That, she says, includes “a never-ending list of interesting people in Fort Smith’s history,” several of whom she’ll help introduce to visitors at the Fort Smith Museum of History’s “A Walk Through Time,” scheduled for 2 p.m. April 17. Walking tours are a regular feature at the museum during nice weather — or were, until covid-19 shut everything down for a year. Discussions during the pandemic led to the idea of “an event that would allow people to return to the museum but, at the same time, was more covid-aware,” Robison says. “I have worked with the museum on past walking tours, so it seemed a good way to involve the public.”
“You’ll meet a fire chief who didn’t let a broken neck stop him from taking care of the city, a deputy with firsthand knowledge about the snake pit scene in the movie ‘True Grit,’ a local attorney so disliked by his peers they tried to disbar him and
Judge Parker even called him a scoundrel,” says Caroline Speir, the museum’s executive director. “You’ll be greeted by one of the first public school teachers to teach in a Fort Smith classroom, stand faceto-face with the most famous pair of love-bird killers ever known to America, and meet the lady whose jealousy led to gunfire and whose story became Fort Smith legend.”
“All the characters used in the tour are real people,” Robison says. “Their main criteria is their connection to the city of Fort Smith and the fact we can say with no doubt they did at one time walk on Garrison Avenue. The stories are true. The people presenting the historic figures research their characters and write their own scripts. The presentations are designed to draw questions from the guests, as well as present little known and interesting facts of Fort Smith’s true history. Many presenters will bring props, such as a time-appropriate text books for the teacher, and all are responsible for finding clothes to fit their character.
“We tend to stay in the Victorian Era because that seems to be the age most popular with our audience, but we step out when possible,” she adds. “The presentation of Eleanor Roosevelt’s visit to Fort Smith to kick off the drive to fight polio was one of the most modern characters we included. There are so many. We may never have the time to honor all their stories.”
Among new characters being introduced this year are U.S. Deputy Marshal James Mershon, described by Robison as one of the deputies who rode out of Parker’s court.
“But his story covers more than simply chasing bad guys,” she says. “Mershon was a successful businessman and was known to offer financial assistance to those facing legal problems. He also had an experience with a pit of snakes on one of his travels, and that story is said to the basis of the snake scene made famous in the movie
Also new is the story of Henry Surratt, who served the city of Fort Smith both as chief of police and fire chief in the 19th century.
“His story begins as teenager in the Civil War, and ends with his name being one of the best known in town,”
Robison says. “Stories of his heroism are common, but he is best known for designing an alarm system at the fire department to get the firemen out the door as quickly as possible.
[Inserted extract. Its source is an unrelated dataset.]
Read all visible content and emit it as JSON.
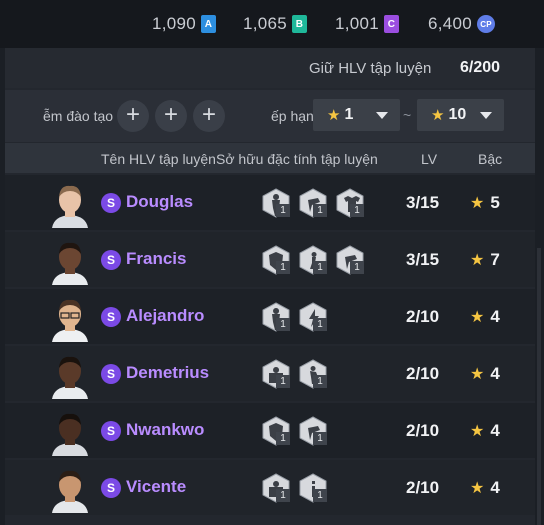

The plan didn’t work, and Surratt ended up with a broken neck.
“Our final new character this year is Julia Bourland,” Robison adds, who comes with a tale she says is “better than any made-for-television story,” involving love, infidelity, vengeance and murder. And a new storyteller, Carolyn Joyce, “will bring the delightful and somewhat dirty Miss Laura to life in a way the entire family can enjoy.”
“We keep the walk less than an hour long,” Robison promises, adding “the only time we’ve had people leave the tour was because their children became restless, but we hope the Victorian teacher and Bonnie and Clyde hold their attention.”